Harmoon Center for Contemporary Studies, Al-mahamma al-sa‘ba: I‘adat ta‘hil al-nizam al-suri ‘arabiyyan [A difficult task: the rehabilitation of the Syrian regime in the Arab world], Political Analysis (Doha and Istanbul, 4 March 2019).
Majid, Ziyad, Afaq al-tatbi‘ al-‘arabi al-murtabik ma‘a al-nizam al-suri [The prospects of the complicated Arab normalisation with the Syrian regime], Report (Doha: Al Jazeera Centre for Studies, 6 February 2019).
Oweis, Khaled Yacoub, “Coronavirus: Syrian Regime Sees Pandemic as Blessing in Disguise”, The National, 9 April 2020.
Shmeleva, Tatyana, The Odds of Syria’s Return to the Arab League: Opportunities and Threats, Article (Moscow: Russian International Affairs Council [RIAC], 9 April 2019).
Zisser, Eyal, “The End of the Syrian Civil War. The Many Implications”, Middle East Quarterly 26, no. 3 (Summer 2019).
Sarah Charlotte Henkel, M. A., is Programme Manager at the Brussels Office of SWP.
© Stiftung Wissenschaft und Politik, 2020
Stiftung Wissenschaft und Politik
ISSN (Print) 2628-0256

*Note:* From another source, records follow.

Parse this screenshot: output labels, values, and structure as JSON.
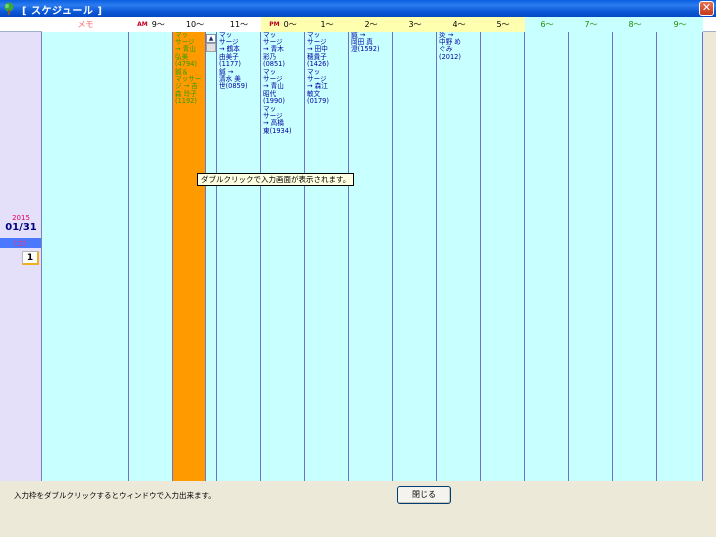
{
  "window": {
    "title": "[ スケジュール ]",
    "close_glyph": "✕",
    "icon": "tree-icon"
  },
  "header": {
    "memo": "メモ",
    "am": "AM",
    "pm": "PM",
    "hours": [
      "9〜",
      "10〜",
      "11〜",
      "0〜",
      "1〜",
      "2〜",
      "3〜",
      "4〜",
      "5〜",
      "6〜",
      "7〜",
      "8〜",
      "9〜"
    ],
    "colors": {
      "memo_bg": "#FFFFFF",
      "memo_fg": "#FF6060",
      "am_bg": "#FFFFFF",
      "noon_bg": "#FFFFB0",
      "pm_bg": "#FFFFB0",
      "evening_bg": "#C8FFFF",
      "evening_fg": "#209000"
    }
  },
  "date_panel": {
    "year": "2015",
    "date": "01/31",
    "weekday": "(土)",
    "count": "1"
  },
  "columns": {
    "col_10": [
      {
        "text": "マッ\nサージ\n→ 青山\n弘美\n(4794)",
        "style": "green"
      },
      {
        "text": "鍼＆\nマッサー\nジ → 吉\n森 玲子\n(1192)",
        "style": "green"
      }
    ],
    "col_11": [
      {
        "text": "マッ\nサージ\n→ 鶴本\n由美子\n(1177)",
        "style": "normal"
      },
      {
        "text": "鍼 →\n清水 美\n世(0859)",
        "style": "normal"
      }
    ],
    "col_0": [
      {
        "text": "マッ\nサージ\n→ 青木\n彩乃\n(0851)",
        "style": "normal"
      },
      {
        "text": "マッ\nサージ\n→ 青山\n昭代\n(1990)",
        "style": "normal"
      },
      {
        "text": "マッ\nサージ\n→ 高橋\n東(1934)",
        "style": "normal"
      }
    ],
    "col_1": [
      {
        "text": "マッ\nサージ\n→ 田中\n穂貴子\n(1426)",
        "style": "normal"
      },
      {
        "text": "マッ\nサージ\n→ 森江\n敏文\n(0179)",
        "style": "normal"
      }
    ],
    "col_2": [
      {
        "text": "鍼 →\n岡田 真\n澄(1592)",
        "style": "normal"
      }
    ],
    "col_4": [
      {
        "text": "灸 →\n中野 め\nぐみ\n(2012)",
        "style": "normal"
      }
    ]
  },
  "tooltip": "ダブルクリックで入力画面が表示されます。",
  "footer": {
    "hint": "入力枠をダブルクリックするとウィンドウで入力出来ます。",
    "close_button": "閉じる"
  },
  "colors": {
    "slot_bg": "#C8FFFF",
    "highlight_slot": "#FF9A00",
    "date_bg": "#E4E0FA"
  }
}
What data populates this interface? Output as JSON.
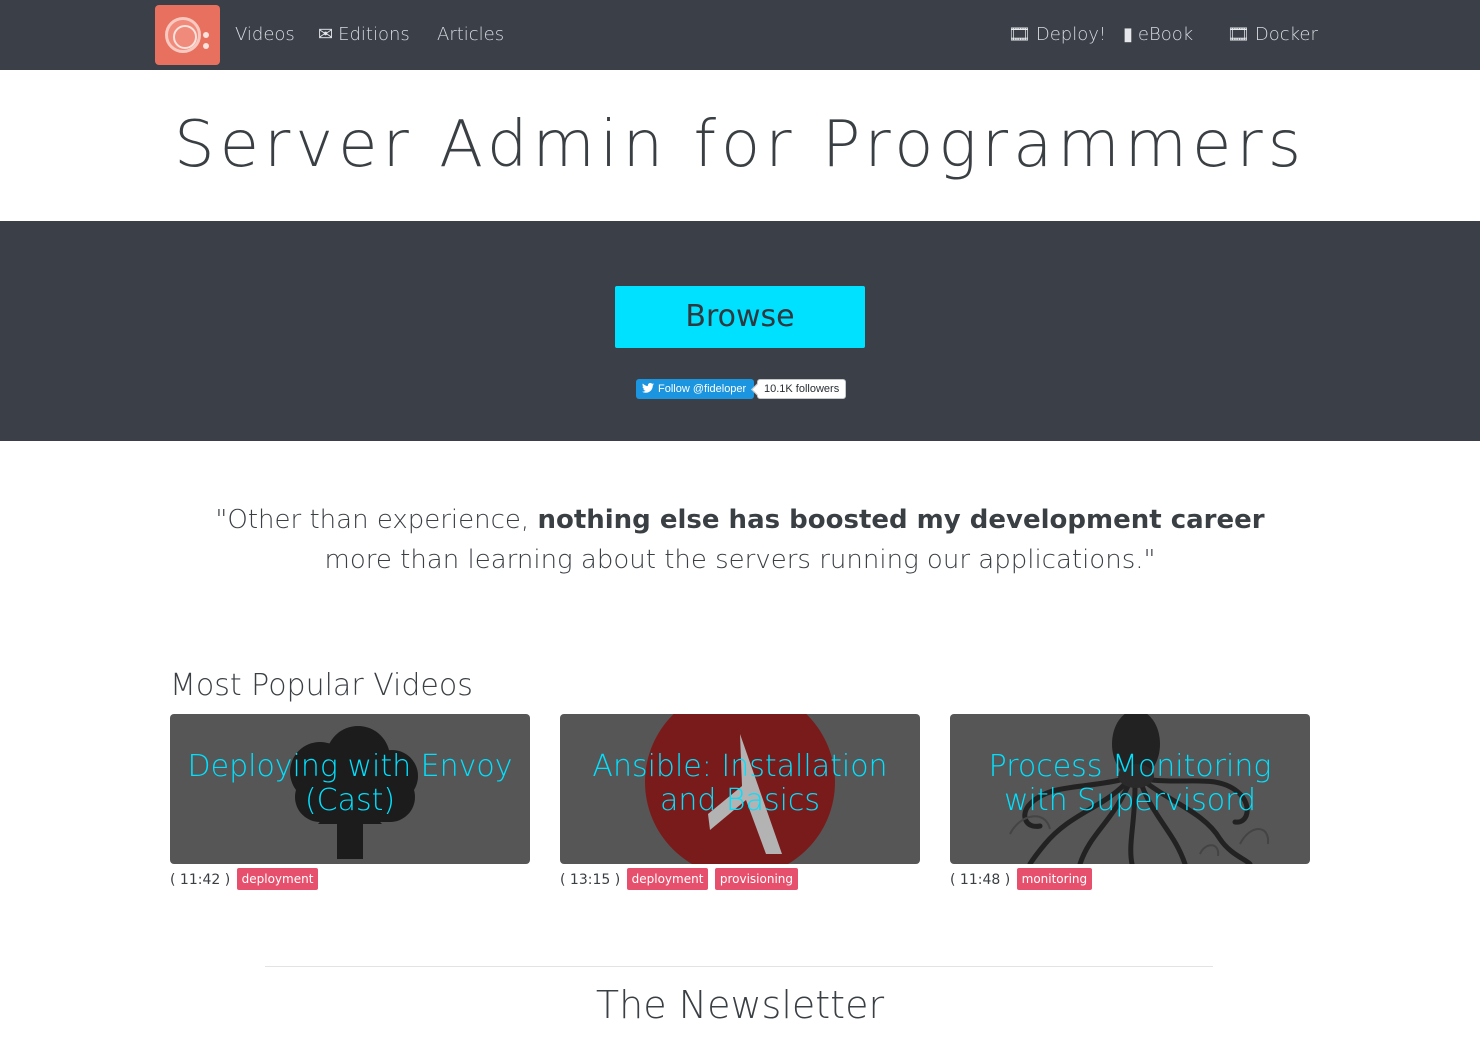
{
  "nav": {
    "left": [
      {
        "label": "Videos",
        "icon": ""
      },
      {
        "label": "Editions",
        "icon": "envelope-icon"
      },
      {
        "label": "Articles",
        "icon": ""
      }
    ],
    "right": [
      {
        "label": "Deploy!",
        "icon": "film-icon"
      },
      {
        "label": "eBook",
        "icon": "book-icon"
      },
      {
        "label": "Docker",
        "icon": "film-icon"
      }
    ]
  },
  "site": {
    "title": "Server Admin for Programmers"
  },
  "hero": {
    "browse_label": "Browse",
    "twitter_follow_label": "Follow @fideloper",
    "twitter_followers": "10.1K followers"
  },
  "quote": {
    "part1": "\"Other than experience, ",
    "bold": "nothing else has boosted my development career",
    "part2": "more than learning about the servers running our applications.\""
  },
  "popular": {
    "heading": "Most Popular Videos",
    "videos": [
      {
        "title": "Deploying with Envoy (Cast)",
        "duration": "( 11:42 )",
        "tags": [
          "deployment"
        ],
        "image": "cloud-upload-icon"
      },
      {
        "title": "Ansible: Installation and Basics",
        "duration": "( 13:15 )",
        "tags": [
          "deployment",
          "provisioning"
        ],
        "image": "ansible-logo"
      },
      {
        "title": "Process Monitoring with Supervisord",
        "duration": "( 11:48 )",
        "tags": [
          "monitoring"
        ],
        "image": "octopus-illustration"
      }
    ]
  },
  "newsletter": {
    "heading": "The Newsletter"
  },
  "colors": {
    "navbar": "#3a3f48",
    "accent": "#00e1ff",
    "tag": "#e7506d",
    "logo": "#e8705f"
  }
}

ISSN (Online) 2628-0264
(English version of SWP-Zeitschriftenschau 1/2020)